"ChevronTexaco is pleased with the ruling of the U.S. Court of Appeals affirming the lower court's dismissal of these claims and ruling that the cases brought by these plaintiffs do not belong in the U.S. judicial system.

"This ruling vindicates ChevronTexaco's long-standing position and the arguments we have made to the court: The appropriate forum for this litigation is Ecuador because the plaintiffs are in Ecuador, the operations were in Ecuador, the state oil company -- with which the Texaco subsidiary was a minority partner, and which continues to operate the oil fields today -- is in Ecuador. The evidence is in Ecuador; and the remedies sought by plaintiffs can only be obtained in Ecuador."

In its Aug. 16 ruling, the U.S. Court of Appeals for the Second Circuit noted, "All plaintiffs, as well as members of their putative class, live in Ecuador or Peru. Plaintiffs sustained their injuries in Ecuador and Peru, and their relevant medical property records are located there. Also located in Ecuador are the records of the decisions taken by the Consortium, along with evidence of Texaco's defenses implicating the roles of PetroEcuador and the Republic We conclude that the district court was within its discretion in dismissing the actions on the basis of forum non conveniens."

BACKGROUND

Texaco Petroleum Company (TexPet), a Texaco subsidiary, operated in Ecuador from 1964 to 1990 in partnership with PetroEcuador, the state oil company of Ecuador. PetroEcuador was the majority partner, holding a 62.5 percent interest. TexPet held the 37.5 percent minority interest.

At the conclusion of its involvement in the Consortium, TexPet sponsored two environmental audits and subsequently undertook a $40 million remediation to ensure that there would be no lasting environmental impact. That remediation program was completed in 1998 and certified by the Ecuadorean government.

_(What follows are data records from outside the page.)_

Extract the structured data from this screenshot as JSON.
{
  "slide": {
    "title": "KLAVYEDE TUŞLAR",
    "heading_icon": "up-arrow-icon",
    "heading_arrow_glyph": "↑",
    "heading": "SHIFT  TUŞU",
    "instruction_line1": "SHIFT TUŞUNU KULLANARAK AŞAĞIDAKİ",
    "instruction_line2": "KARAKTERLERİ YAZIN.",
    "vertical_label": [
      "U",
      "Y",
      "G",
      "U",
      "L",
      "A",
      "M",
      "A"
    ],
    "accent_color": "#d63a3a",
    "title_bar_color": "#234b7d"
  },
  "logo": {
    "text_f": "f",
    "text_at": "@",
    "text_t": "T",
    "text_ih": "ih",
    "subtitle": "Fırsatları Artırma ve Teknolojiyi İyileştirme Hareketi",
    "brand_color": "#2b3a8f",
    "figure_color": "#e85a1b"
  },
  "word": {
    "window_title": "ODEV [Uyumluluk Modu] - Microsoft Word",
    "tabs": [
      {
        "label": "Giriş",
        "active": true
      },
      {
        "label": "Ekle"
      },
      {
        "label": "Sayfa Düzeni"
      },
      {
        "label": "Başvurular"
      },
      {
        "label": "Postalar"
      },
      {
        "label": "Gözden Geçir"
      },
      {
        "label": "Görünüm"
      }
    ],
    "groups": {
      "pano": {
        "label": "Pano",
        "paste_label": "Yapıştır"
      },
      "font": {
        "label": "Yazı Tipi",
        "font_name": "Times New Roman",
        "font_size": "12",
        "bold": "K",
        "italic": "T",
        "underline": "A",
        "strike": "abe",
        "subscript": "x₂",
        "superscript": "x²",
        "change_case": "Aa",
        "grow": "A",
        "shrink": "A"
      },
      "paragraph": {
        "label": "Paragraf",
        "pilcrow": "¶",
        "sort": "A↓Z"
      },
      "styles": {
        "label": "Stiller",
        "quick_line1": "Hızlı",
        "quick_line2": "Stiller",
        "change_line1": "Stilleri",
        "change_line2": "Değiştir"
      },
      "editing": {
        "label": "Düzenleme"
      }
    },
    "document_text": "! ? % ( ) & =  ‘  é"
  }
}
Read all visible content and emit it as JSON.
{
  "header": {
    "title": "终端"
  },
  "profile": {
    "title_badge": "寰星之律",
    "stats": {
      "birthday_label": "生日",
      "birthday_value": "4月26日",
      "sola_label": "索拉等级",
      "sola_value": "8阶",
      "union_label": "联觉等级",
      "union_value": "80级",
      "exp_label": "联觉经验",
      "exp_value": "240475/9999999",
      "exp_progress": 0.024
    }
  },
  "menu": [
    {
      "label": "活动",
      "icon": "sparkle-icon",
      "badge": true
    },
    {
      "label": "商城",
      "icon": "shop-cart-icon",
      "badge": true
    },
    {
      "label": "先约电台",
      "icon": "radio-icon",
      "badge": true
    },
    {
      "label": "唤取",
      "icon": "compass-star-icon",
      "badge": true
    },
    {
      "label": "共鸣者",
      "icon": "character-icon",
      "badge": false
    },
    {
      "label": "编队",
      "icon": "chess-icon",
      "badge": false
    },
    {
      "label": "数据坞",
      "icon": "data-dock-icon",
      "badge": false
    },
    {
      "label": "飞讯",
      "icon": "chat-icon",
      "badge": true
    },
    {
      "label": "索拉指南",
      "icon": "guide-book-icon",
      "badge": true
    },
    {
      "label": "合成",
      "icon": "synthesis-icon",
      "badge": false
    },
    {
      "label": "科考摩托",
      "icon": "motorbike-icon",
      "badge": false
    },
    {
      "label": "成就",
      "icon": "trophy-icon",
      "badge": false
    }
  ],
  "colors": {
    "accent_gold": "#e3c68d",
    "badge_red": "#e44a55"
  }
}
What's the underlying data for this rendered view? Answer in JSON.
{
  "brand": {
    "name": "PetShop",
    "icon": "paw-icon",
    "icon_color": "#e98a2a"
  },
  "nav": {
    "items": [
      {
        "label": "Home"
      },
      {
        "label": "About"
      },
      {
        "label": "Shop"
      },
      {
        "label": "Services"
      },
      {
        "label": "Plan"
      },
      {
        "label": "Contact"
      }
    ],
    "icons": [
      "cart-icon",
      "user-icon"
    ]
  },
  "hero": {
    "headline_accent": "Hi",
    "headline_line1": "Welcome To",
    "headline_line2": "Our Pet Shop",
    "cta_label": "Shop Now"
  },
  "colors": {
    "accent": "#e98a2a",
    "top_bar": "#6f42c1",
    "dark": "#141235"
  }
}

The subject litigation was first filed in U.S. courts in 1993. However, plaintiffs have failed to present any credible scientific evidence to substantiate their claims.